IF YOUR’RE feeling the cold outside, spare a thought for the sailors aboard HMS Illustrious who are heading for minus 40°C in the Arctic.
The warship left Portsmouth yesterday afternoon for an arduous eight weeks of cold weather training operations in the Arctic Circle.
Lusty will meet up with other Nato warships for a series of war games led by the Norwegian military.
It’s the ship’s first major test since returning from a £40m refit and comes as she gears up to be the UK’s on-call carrier later this year.
As the ship’s company prepared to leave the blisteringly cold jetty at Portsmouth Naval Base, onboard meteorologist Lieutenant Daniel McMahon was busy studying the weather charts.
He said: ‘It is very cold out there at the moment but it’s nothing compared to where we’re going.
‘I think we’ll be seeing temperatures of about minus 25°C, but that doesn’t take into account the wind chill which can bring it down to 40°C.’
As a biting breeze cut across the flight deck, commanding officer Captain Martin Connell said: ‘This is a good rehearsal for what will come.
‘It’s a good reminder of what we’re going to face day after day for two months.’
The 43-year-old, of Havant, who took charge of Lusty on January 5, added: ‘It’s good timing. This is part of our regeneration.
‘In a couple of months’ time we’ll be the nation’s on-call helicopter and commando carrier so we need to know everything works.’
Lusty will be training in the Arctic with a company of Royal Marines from 42 Commando, using Sea King, Lynx and the Army’s Apache attack helicopters to practice amphibious assaults.
The Nato war games – code-named Cold Response – are seen as vital for ensuring UK troops can deploy worldwide.
The freezing Arctic temperatures will push Lusty’s sailors to the limit.
Capt Connell said: ‘If you can do amphibious warfare operations in those conditions, you can do them anywhere.
‘If we are serious about operating globally, which we are, then we’ve got to test it from time to time.’
The exercise is the first time Lusty has left UK waters in two years after she went in for a 16-month refit in 2010.
The multi-million pound face-lift saw her emerge in a new role as a helicopter carrier following the government’s controversial decision to axe the navy’s Harrier jets.
After an intense six-month period of sea trials and tests, the ship’s company are looking forward to getting out on the high seas once again.
Petty Officer Paddy Taylor, 32, who lives in Eastney, said: ‘This is the first time I’ve been able to get out and do some real exercises since I joined the ship two years ago.
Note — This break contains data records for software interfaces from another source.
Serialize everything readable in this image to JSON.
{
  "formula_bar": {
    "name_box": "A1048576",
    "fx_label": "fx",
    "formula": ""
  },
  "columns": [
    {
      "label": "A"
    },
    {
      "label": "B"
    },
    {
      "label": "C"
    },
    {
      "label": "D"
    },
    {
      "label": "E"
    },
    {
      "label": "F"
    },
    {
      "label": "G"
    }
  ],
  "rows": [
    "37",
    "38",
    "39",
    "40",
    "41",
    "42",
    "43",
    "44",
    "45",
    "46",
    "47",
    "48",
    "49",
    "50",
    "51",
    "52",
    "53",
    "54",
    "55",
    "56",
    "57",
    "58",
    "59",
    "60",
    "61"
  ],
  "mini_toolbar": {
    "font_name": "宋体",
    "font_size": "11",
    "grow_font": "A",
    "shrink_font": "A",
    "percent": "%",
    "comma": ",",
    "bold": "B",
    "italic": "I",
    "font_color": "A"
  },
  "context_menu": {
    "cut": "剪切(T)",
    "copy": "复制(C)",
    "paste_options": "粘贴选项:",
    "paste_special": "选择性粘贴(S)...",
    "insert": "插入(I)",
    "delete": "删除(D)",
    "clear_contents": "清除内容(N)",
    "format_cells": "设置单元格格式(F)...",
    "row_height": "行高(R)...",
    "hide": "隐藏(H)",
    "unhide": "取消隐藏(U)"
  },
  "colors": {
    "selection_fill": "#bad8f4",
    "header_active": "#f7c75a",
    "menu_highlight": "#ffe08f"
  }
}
‘It’s an exciting time. We’ve been working really hard to get to this point and we’ve just got a new skipper which will be interesting.
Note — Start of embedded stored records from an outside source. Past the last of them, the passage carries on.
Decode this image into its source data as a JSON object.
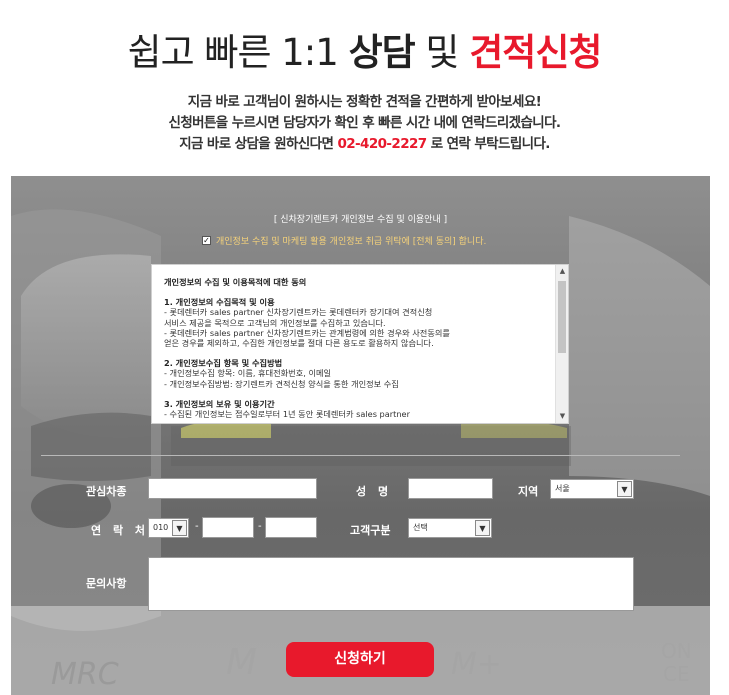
{
  "hero": {
    "title_part1": "쉽고 빠른 1:1 ",
    "title_part2": "상담",
    "title_part3": " 및 ",
    "title_part4": "견적신청",
    "line1": "지금 바로 고객님이 원하시는 정확한 견적을 간편하게 받아보세요!",
    "line2": "신청버튼을 누르시면 담당자가 확인 후 빠른 시간 내에 연락드리겠습니다.",
    "line3_pre": "지금 바로 상담을 원하신다면 ",
    "line3_phone": "02-420-2227",
    "line3_post": " 로 연락 부탁드립니다."
  },
  "consent": {
    "title": "[ 신차장기렌트카 개인정보 수집 및 이용안내 ]",
    "check_label": "개인정보 수집 및 마케팅 활용 개인정보 취급 위탁에 [전체 동의] 합니다.",
    "checked": true,
    "terms": {
      "heading": "개인정보의 수집 및 이용목적에 대한 동의",
      "s1_title": "1. 개인정보의 수집목적 및 이용",
      "s1_l1": "- 롯데렌터카 sales partner 신차장기렌트카는 롯데렌터카 장기대여 견적신청",
      "s1_l2": "서비스 제공을 목적으로 고객님의 개인정보를 수집하고 있습니다.",
      "s1_l3": "- 롯데렌터카 sales partner 신차장기렌트카는 관계법령에 의한 경우와 사전동의를",
      "s1_l4": "얻은 경우를 제외하고, 수집한 개인정보를 절대 다른 용도로 활용하지 않습니다.",
      "s2_title": "2. 개인정보수집 항목 및 수집방법",
      "s2_l1": "- 개인정보수집 항목: 이름, 휴대전화번호, 이메일",
      "s2_l2": "- 개인정보수집방법: 장기렌트카 견적신청 양식을 통한 개인정보 수집",
      "s3_title": "3. 개인정보의 보유 및 이용기간",
      "s3_l1": "- 수집된 개인정보는 접수일로부터 1년 동안 롯데렌터카 sales partner"
    }
  },
  "form": {
    "car_label": "관심차종",
    "car_value": "",
    "name_label": "성  명",
    "name_value": "",
    "region_label": "지역",
    "region_value": "서울",
    "phone_label": "연 락 처",
    "phone_prefix": "010",
    "phone_mid": "",
    "phone_last": "",
    "phone_sep": "-",
    "customer_label": "고객구분",
    "customer_value": "선택",
    "inquiry_label": "문의사항",
    "inquiry_value": ""
  },
  "submit_label": "신청하기",
  "background_badges": [
    "MRC",
    "M",
    "M+",
    "ON",
    "CE"
  ],
  "colors": {
    "accent": "#e8192c",
    "panel": "#7b7b7b",
    "consent_text": "#f5d27a"
  }
}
‘Also, we’ve got a couple of runs ashore in Denmark so I’m looking forward to that too.’